REVIEW: San Diego Symphony brings people of all ages together

Rafael Payare wows audience during energetic performance.

Jasmine Mcknight, City Times Correspondent

San Diego City Times is Partnered with the San Diego City College Music Program for reviews of local concerts. Opinions expressed in this review are those of the author.  


On Oct. 6 I attended the San Diego Symphony concert with Rafael Payare as the new conductor. I wasn’t really too sure what to expect, except maybe a lot of older people, which there were, but there was also a good mixture of younger people as well, which surprised me but also made me happy, seeing that more people around my age were starting to like classical music.

The concert was opened with a piece by Mason Bates called “Alternative Energy.” My interest was immediately piqued because this was a contemporary piece!
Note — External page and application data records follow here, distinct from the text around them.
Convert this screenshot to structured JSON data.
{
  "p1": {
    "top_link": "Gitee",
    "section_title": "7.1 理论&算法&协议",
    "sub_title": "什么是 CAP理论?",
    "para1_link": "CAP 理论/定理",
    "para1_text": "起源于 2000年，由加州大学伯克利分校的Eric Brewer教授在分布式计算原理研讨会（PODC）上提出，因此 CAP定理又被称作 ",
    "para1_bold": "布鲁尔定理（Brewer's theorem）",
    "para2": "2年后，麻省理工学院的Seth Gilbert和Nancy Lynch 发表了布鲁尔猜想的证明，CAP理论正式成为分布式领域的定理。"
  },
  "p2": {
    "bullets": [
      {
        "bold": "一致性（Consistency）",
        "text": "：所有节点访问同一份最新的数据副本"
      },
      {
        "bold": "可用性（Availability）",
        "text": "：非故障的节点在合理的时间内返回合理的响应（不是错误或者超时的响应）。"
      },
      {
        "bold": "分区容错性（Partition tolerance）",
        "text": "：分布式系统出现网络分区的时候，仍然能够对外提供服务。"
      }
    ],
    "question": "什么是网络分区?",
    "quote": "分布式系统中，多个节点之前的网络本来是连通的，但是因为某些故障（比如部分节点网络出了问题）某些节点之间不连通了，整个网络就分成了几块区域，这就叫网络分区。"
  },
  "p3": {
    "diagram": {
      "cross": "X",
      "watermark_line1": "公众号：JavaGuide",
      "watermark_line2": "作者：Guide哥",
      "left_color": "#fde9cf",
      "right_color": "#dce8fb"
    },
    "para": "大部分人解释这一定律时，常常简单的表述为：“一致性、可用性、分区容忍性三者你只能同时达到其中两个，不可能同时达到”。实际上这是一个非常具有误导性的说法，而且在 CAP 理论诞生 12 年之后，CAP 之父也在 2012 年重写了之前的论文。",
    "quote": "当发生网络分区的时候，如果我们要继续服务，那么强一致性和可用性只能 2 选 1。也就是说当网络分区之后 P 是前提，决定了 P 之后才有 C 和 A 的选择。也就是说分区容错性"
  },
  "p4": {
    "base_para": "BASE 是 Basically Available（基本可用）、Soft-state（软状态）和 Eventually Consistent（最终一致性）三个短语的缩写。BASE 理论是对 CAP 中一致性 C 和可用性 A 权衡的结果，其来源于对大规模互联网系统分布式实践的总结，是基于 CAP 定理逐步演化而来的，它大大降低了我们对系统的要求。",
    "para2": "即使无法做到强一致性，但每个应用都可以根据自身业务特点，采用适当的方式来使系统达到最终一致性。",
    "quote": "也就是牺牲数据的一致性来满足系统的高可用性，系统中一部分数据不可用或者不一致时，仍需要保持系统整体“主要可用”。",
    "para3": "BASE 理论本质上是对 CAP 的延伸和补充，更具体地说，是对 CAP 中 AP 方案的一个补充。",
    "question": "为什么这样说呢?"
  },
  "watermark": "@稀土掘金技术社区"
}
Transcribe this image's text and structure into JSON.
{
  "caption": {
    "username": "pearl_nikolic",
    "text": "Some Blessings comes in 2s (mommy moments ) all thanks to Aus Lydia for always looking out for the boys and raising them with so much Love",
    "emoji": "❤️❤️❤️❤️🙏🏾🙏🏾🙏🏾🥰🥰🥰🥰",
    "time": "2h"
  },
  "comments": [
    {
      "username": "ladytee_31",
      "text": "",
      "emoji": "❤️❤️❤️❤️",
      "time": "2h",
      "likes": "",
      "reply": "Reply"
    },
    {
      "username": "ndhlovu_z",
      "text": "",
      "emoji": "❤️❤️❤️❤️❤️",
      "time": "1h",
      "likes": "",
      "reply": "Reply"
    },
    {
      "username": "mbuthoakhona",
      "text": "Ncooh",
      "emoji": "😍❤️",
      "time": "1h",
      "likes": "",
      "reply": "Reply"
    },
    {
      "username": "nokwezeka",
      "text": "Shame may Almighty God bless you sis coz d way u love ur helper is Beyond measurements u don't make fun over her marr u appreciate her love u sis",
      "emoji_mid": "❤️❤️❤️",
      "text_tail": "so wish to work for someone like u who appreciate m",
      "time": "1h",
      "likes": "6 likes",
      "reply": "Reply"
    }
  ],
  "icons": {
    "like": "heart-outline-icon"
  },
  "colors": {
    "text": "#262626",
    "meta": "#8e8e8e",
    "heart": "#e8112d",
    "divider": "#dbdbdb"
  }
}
While I love classical music, I feel I am more drawn to this type of music because its style of using more concert instruments and focusing less on the strings is more familiar to me. It made me feel like just maybe the classical music scene had changed since my last concert in high school!

After the performance of “Alternative Energy” came the performance of the five movements of Mahler’s Symphony No. 5. I had heard pieces of Mahler’s five before but it was amazing hearing it fully and in person for the first time. The first movement alone piqued my interest. First movement “Trauermarsch” often moves between dissonance, minor chords and major, creating a feeling of uncertainty as, during the happy major parts, I was constantly anticipating the inevitable upcoming dissonance. Of all of the movements, my favorite was the fourth as I’m partial to slower, dramatic pieces. Throughout the entire piece, there were instances of motifs and antecedent and consequent phrases. I found the motifs to be most present in the first movement, while I heard the antecedent and consequent phrases most in the third movement.

As a horn player, the horn section is always the section I pay the most attention to and the San Diego Symphony hornline was absolutely amazing! There was a specific point during the first movement where the horns were playing this amazing section over the strings and rest of the hornline doing runs a few minutes into the movement. I had actual goosebumps and was smiling like an idiot. Also, in what I believe was the third movement, there were many moments where the horns would play a sustained note at FFF+, the entire orchestra would drop out and would leave a single section or player to continue the phrase. The entirety of Scherzo was a heaven-sent to me.

It was also very interesting to watch Payare conduct. Similar to Beethoven, during the quiet parts, he would bend lower, making smaller movements with his hands and would leap upwards, making grandiose movements with his hands during the louder parts. Unlike how it was described with Beethoven, funny and maybe crazy-looking, with Payare, I found it to make the concert even more entertaining. For an opening weekend, he looked very comfortable in front of the orchestra. 

There was a time where it felt as if the tempo was a little off but it was fixed pretty quickly and, with the confidence that Payare had, I couldn’t really tell if it was supposed to happen or not. At the end of the concert, Payare and the orchestra were met with a well-deserved standing ovation.

Overall, I loved the concert! It was really interesting to hear the selection pieces of the night and I felt they fit well together because “Alternative Energy” was a contemporary piece and Mahler, although a classical artist, was writing progressive music in his time. I loved the atmosphere of the concert hall, it felt more comfortable and modern than pretty much any of the other classical performances that I’ve been too. This was also the first performance I’ve been to, knowing more about the history and terminology of classical music, and it made me have an even deeper appreciation for classical music as a whole. 

In fact, I’ve even been looking into attending the next San Diego Symphony performance.



Jasmine McKnight is a Music Program student at San Diego City College.